To say much more about the story would be to rob viewers of an unusually disquieting experience, but one which ultimately loops back around to a place of difficult comfort after prodding at wounds you may not have realized needed tending to. While creating the film, Nikou drew on loss in his own life: the death of his father who, when he was alive, ate “seven or eight apples a day,” believing them to strengthen his memory. As the title suggests, the fruit pops up in the film on more than one occasion, both as a fitting tribute and as a character quirk, but it eventually comes to represent a choice for Aris. In the event that apples might help him remember his past life—a time before these new comforts of simple, linear tasks, each with controlled, uncomplicated outcomes—would he even want to?

The film is adept at capturing loss not just as something external—as the act of losing—but as something akin to becoming lost in the process. Like being cast out to sea without a paddle, and with no idea when the shore will come into view.

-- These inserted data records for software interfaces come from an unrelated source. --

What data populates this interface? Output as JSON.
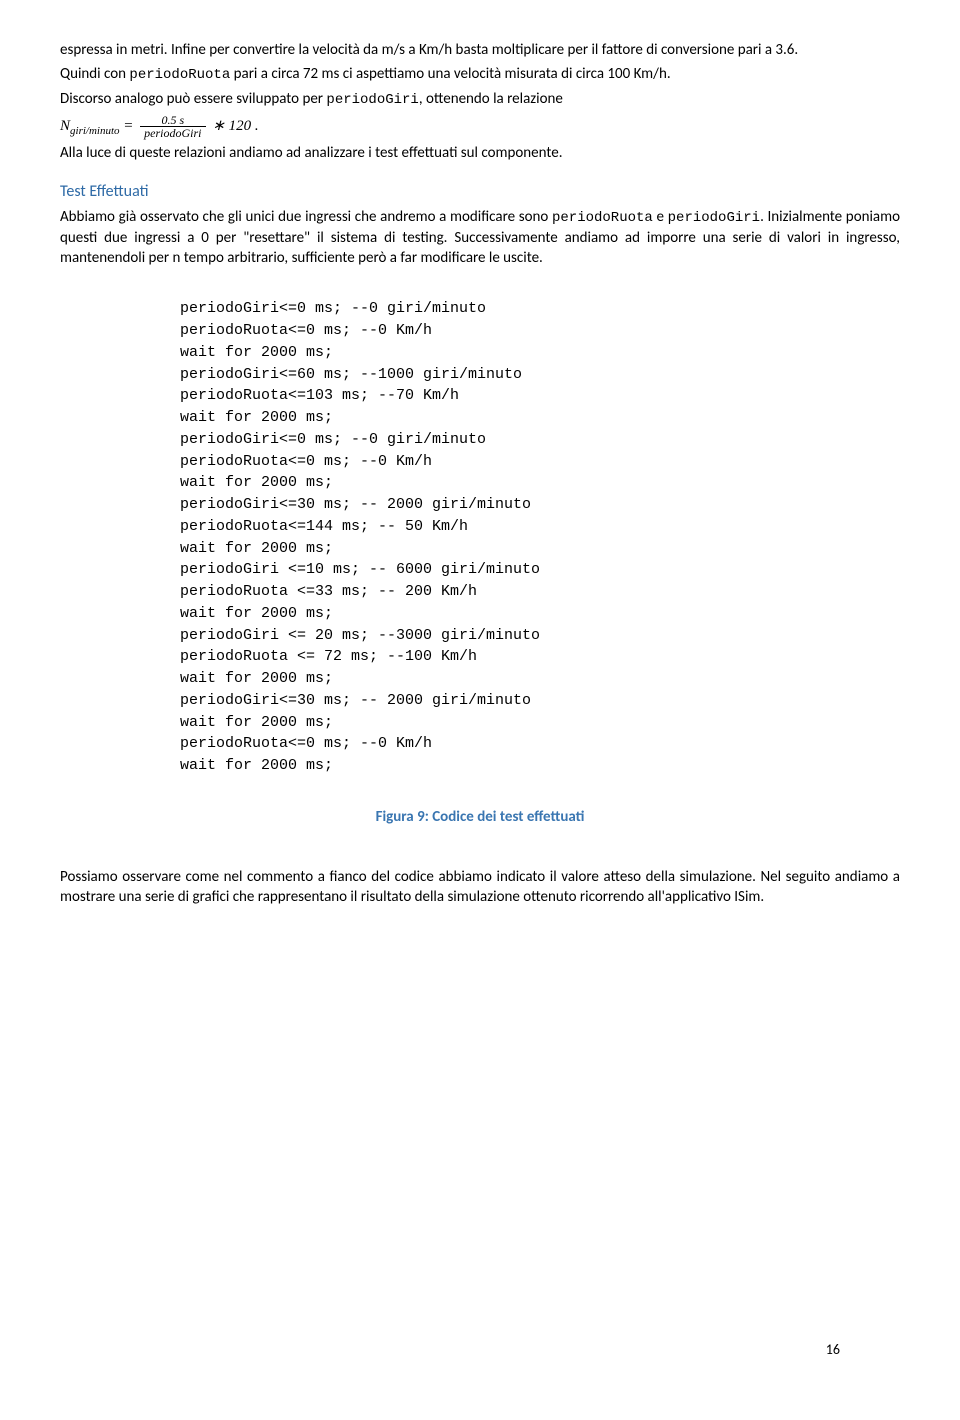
{
  "para1_a": "espressa in metri. Infine per convertire la velocità da m/s a Km/h basta moltiplicare per il fattore di conversione pari a 3.6.",
  "para2_a": "Quindi con ",
  "para2_mono": "periodoRuota",
  "para2_b": " pari a circa 72 ms ci aspettiamo una velocità misurata di circa 100 Km/h.",
  "para3_a": "Discorso analogo può essere sviluppato per ",
  "para3_mono": "periodoGiri",
  "para3_b": ", ottenendo la relazione",
  "formula_lhs_a": "N",
  "formula_lhs_sub": "giri/minuto",
  "formula_eq": " = ",
  "formula_num": "0.5 s",
  "formula_den": "periodoGiri",
  "formula_rhs": " ∗ 120 .",
  "para4": "Alla luce di queste relazioni andiamo ad analizzare i test effettuati sul componente.",
  "heading": "Test Effettuati",
  "para5_a": "Abbiamo già osservato che gli unici due ingressi che andremo a modificare sono ",
  "para5_mono1": "periodoRuota",
  "para5_b": " e ",
  "para5_mono2": "periodoGiri",
  "para5_c": ". Inizialmente poniamo questi due ingressi a 0 per \"resettare\" il sistema di testing. Successivamente andiamo ad imporre una serie di valori in ingresso, mantenendoli per n tempo arbitrario, sufficiente però a far modificare le uscite.",
  "code": [
    "periodoGiri<=0 ms; --0 giri/minuto",
    "periodoRuota<=0 ms; --0 Km/h",
    "wait for 2000 ms;",
    "periodoGiri<=60 ms; --1000 giri/minuto",
    "periodoRuota<=103 ms; --70 Km/h",
    "wait for 2000 ms;",
    "periodoGiri<=0 ms; --0 giri/minuto",
    "periodoRuota<=0 ms; --0 Km/h",
    "wait for 2000 ms;",
    "periodoGiri<=30 ms; -- 2000 giri/minuto",
    "periodoRuota<=144 ms; -- 50 Km/h",
    "wait for 2000 ms;",
    "periodoGiri <=10 ms; -- 6000 giri/minuto",
    "periodoRuota <=33 ms; -- 200 Km/h",
    "wait for 2000 ms;",
    "periodoGiri <= 20 ms; --3000 giri/minuto",
    "periodoRuota <= 72 ms; --100 Km/h",
    "wait for 2000 ms;",
    "periodoGiri<=30 ms; -- 2000 giri/minuto",
    "wait for 2000 ms;",
    "periodoRuota<=0 ms; --0 Km/h",
    "wait for 2000 ms;"
  ],
  "caption": "Figura 9: Codice dei test effettuati",
  "para6": "Possiamo osservare come nel commento a fianco del codice abbiamo indicato il valore atteso della simulazione. Nel seguito andiamo a mostrare una serie di grafici che rappresentano il risultato della simulazione ottenuto ricorrendo all'applicativo ISim.",
  "page_number": "16"
}
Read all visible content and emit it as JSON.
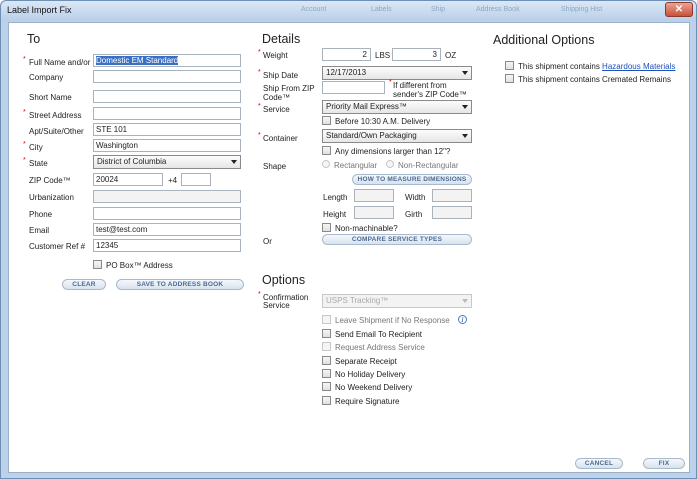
{
  "window": {
    "title": "Label Import Fix",
    "close_glyph": "✕",
    "background_toolbar": [
      "Account",
      "Labels",
      "Ship",
      "Address Book",
      "Shipping Hist"
    ]
  },
  "to": {
    "heading": "To",
    "full_name_label": "Full Name and/or",
    "full_name_value": "Domestic EM Standard",
    "company_label": "Company",
    "short_name_label": "Short Name",
    "street_label": "Street Address",
    "apt_label": "Apt/Suite/Other",
    "apt_value": "STE 101",
    "city_label": "City",
    "city_value": "Washington",
    "state_label": "State",
    "state_value": "District of Columbia",
    "zip_label": "ZIP Code™",
    "zip_value": "20024",
    "zip4_label": "+4",
    "urbanization_label": "Urbanization",
    "phone_label": "Phone",
    "email_label": "Email",
    "email_value": "test@test.com",
    "customer_ref_label": "Customer Ref #",
    "customer_ref_value": "12345",
    "po_box_label": "PO Box™ Address",
    "clear_button": "CLEAR",
    "save_button": "SAVE TO ADDRESS BOOK"
  },
  "details": {
    "heading": "Details",
    "weight_label": "Weight",
    "weight_lbs": "2",
    "lbs_label": "LBS",
    "weight_oz": "3",
    "oz_label": "OZ",
    "ship_date_label": "Ship Date",
    "ship_date_value": "12/17/2013",
    "ship_from_zip_label_1": "Ship From ZIP",
    "ship_from_zip_label_2": "Code™",
    "if_different_1": "If different from",
    "if_different_2": "sender's ZIP Code™",
    "service_label": "Service",
    "service_value": "Priority Mail Express™",
    "before_1030_label": "Before 10:30 A.M. Delivery",
    "container_label": "Container",
    "container_value": "Standard/Own Packaging",
    "any_dimensions_label": "Any dimensions larger than 12\"?",
    "shape_label": "Shape",
    "rectangular_label": "Rectangular",
    "non_rectangular_label": "Non-Rectangular",
    "how_to_measure_button": "HOW TO MEASURE DIMENSIONS",
    "length_label": "Length",
    "width_label": "Width",
    "height_label": "Height",
    "girth_label": "Girth",
    "non_machinable_label": "Non-machinable?",
    "or_label": "Or",
    "compare_button": "COMPARE SERVICE TYPES"
  },
  "options": {
    "heading": "Options",
    "confirmation_label_1": "Confirmation",
    "confirmation_label_2": "Service",
    "confirmation_value": "USPS Tracking™",
    "leave_shipment_label": "Leave Shipment if No Response",
    "send_email_label": "Send Email To Recipient",
    "request_address_label": "Request Address Service",
    "separate_receipt_label": "Separate Receipt",
    "no_holiday_label": "No Holiday Delivery",
    "no_weekend_label": "No Weekend Delivery",
    "require_signature_label": "Require Signature"
  },
  "additional": {
    "heading": "Additional Options",
    "hazardous_prefix": "This shipment contains ",
    "hazardous_link": "Hazardous Materials",
    "cremated_label": "This shipment contains Cremated Remains"
  },
  "footer": {
    "cancel_button": "CANCEL",
    "fix_button": "FIX"
  },
  "colors": {
    "accent": "#3a6fc4",
    "required": "#cc0000",
    "button_text": "#4a6a92",
    "frame": "#bcd2ea"
  }
}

In its roundabout way, Apples lays bare the struggles of losing some vital part of your soul. It shines an unusual spotlight on what it means to experience, what it means to capture and hold on to memories, and what it means to find your way back—to the world, and to yourself.

Apples (Mila) ran at Toronto International Film Festival 2020.

‘Apples’ Is an Absurdist Greek Dramedy About a Pandemic of Amnesia